**Exercise data**
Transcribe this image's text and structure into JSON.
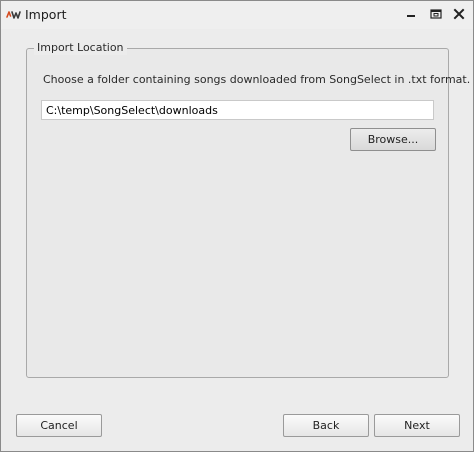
{
  "window": {
    "title": "Import",
    "logo_icon": "worship-app-logo-icon",
    "controls": [
      "minimize-icon",
      "restore-icon",
      "close-icon"
    ]
  },
  "import_location": {
    "legend": "Import Location",
    "instruction": "Choose a folder containing songs downloaded from SongSelect in .txt format.",
    "path_value": "C:\\temp\\SongSelect\\downloads",
    "browse_label": "Browse..."
  },
  "footer": {
    "cancel_label": "Cancel",
    "back_label": "Back",
    "next_label": "Next"
  },
  "colors": {
    "window_bg": "#ececec",
    "group_border": "#a9a9a9",
    "logo_red": "#d44a1e",
    "logo_dark": "#3a3a3a"
  }
}
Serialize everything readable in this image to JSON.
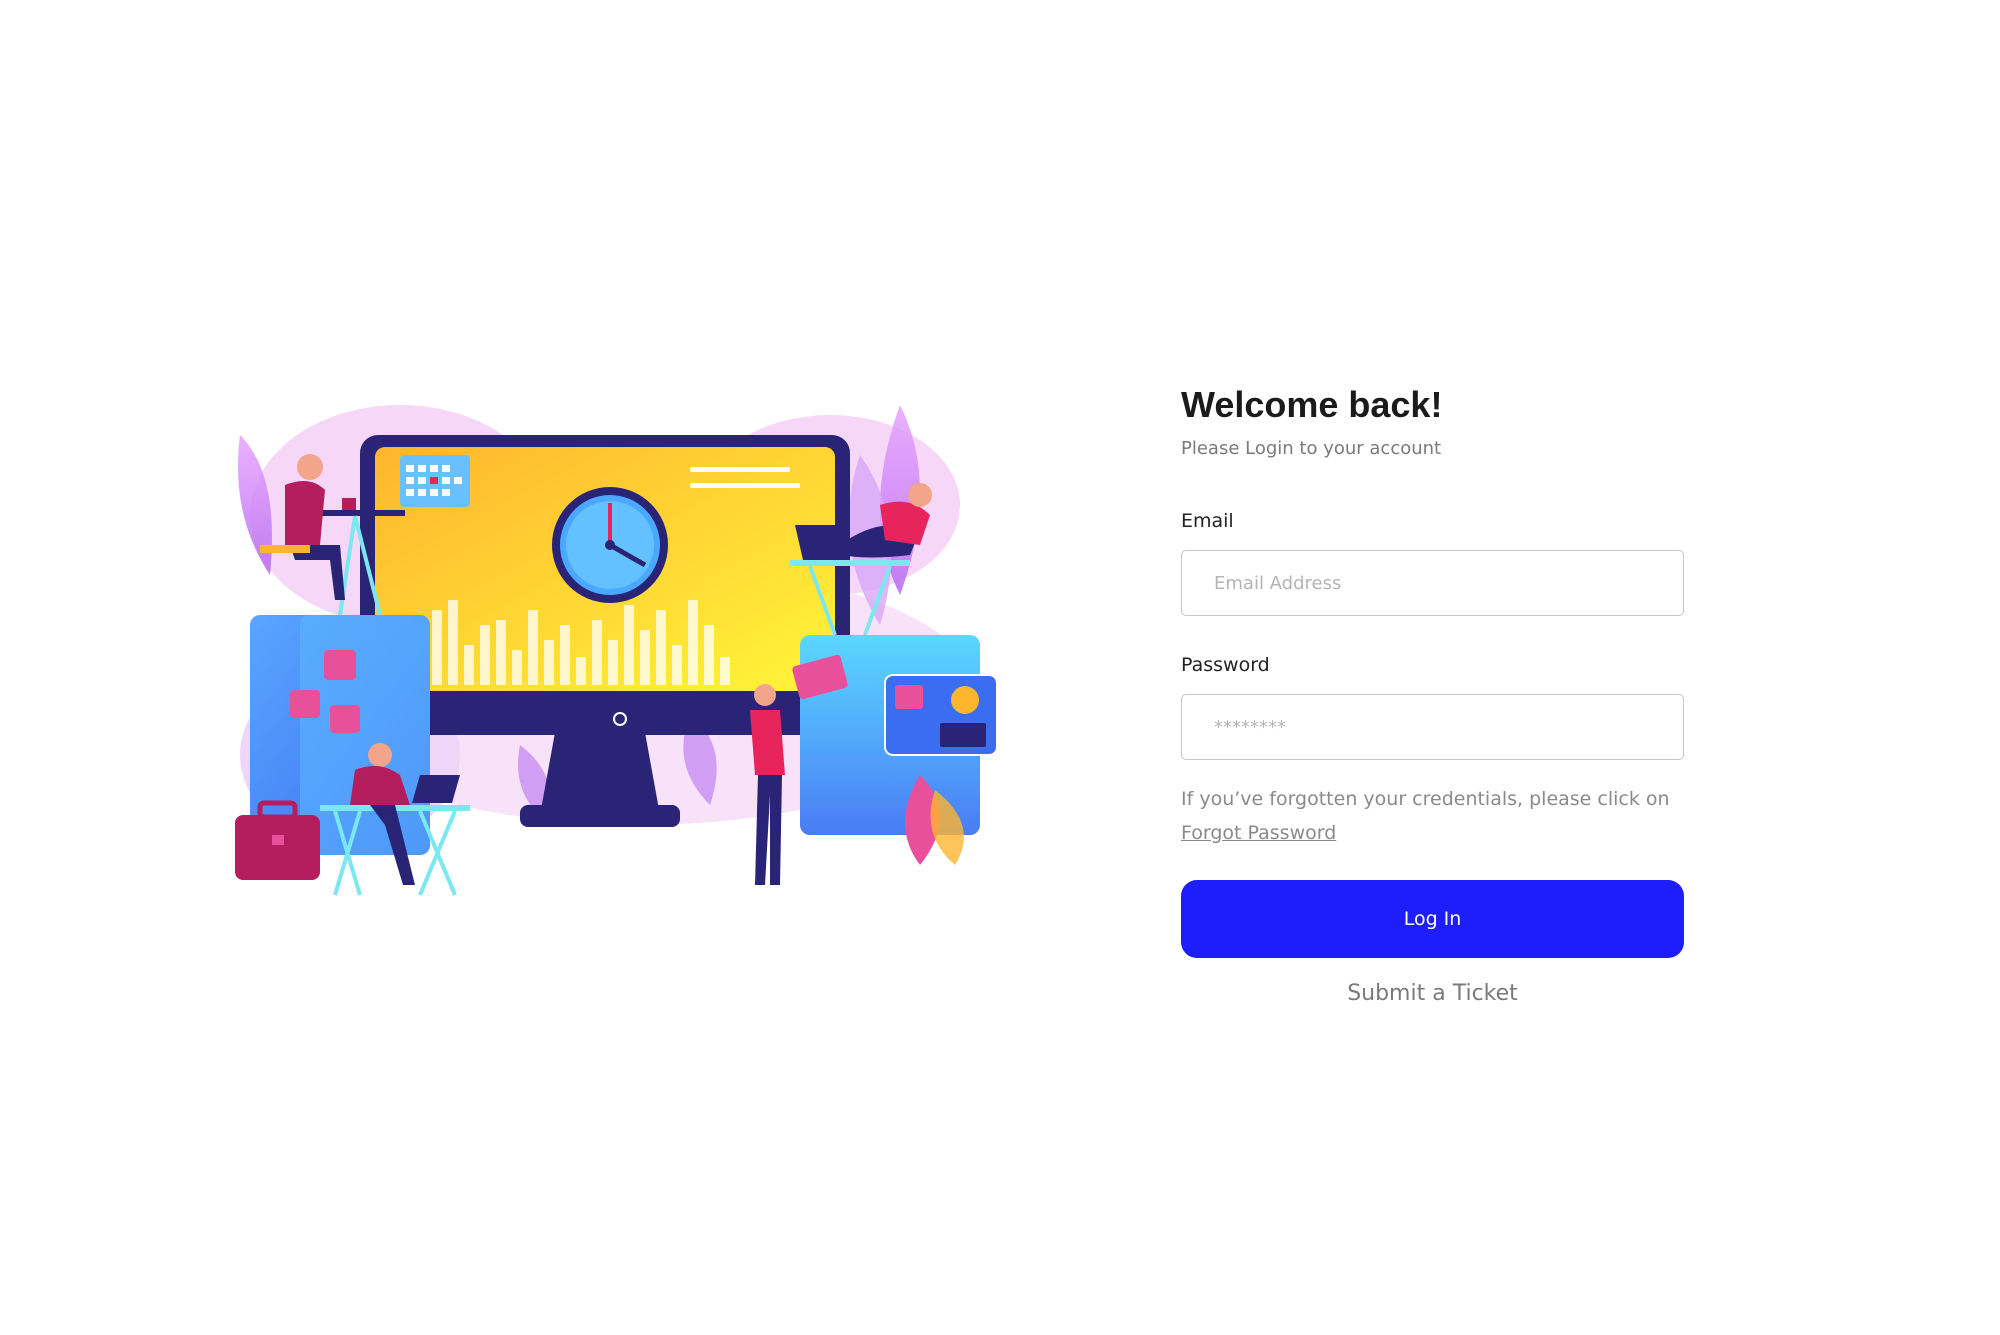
{
  "login": {
    "title": "Welcome back!",
    "subtitle": "Please Login to your account",
    "email_label": "Email",
    "email_placeholder": "Email Address",
    "password_label": "Password",
    "password_placeholder": "********",
    "hint_text": "If you’ve forgotten your credentials, please click on",
    "forgot_link": "Forgot Password",
    "login_button": "Log In",
    "ticket_link": "Submit a Ticket"
  },
  "colors": {
    "primary_button": "#1e1efc",
    "text_dark": "#1b1b1b",
    "text_muted": "#7a7a7a"
  },
  "illustration": {
    "name": "team-productivity-illustration"
  }
}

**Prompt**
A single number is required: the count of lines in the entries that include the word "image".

**Task solution**
2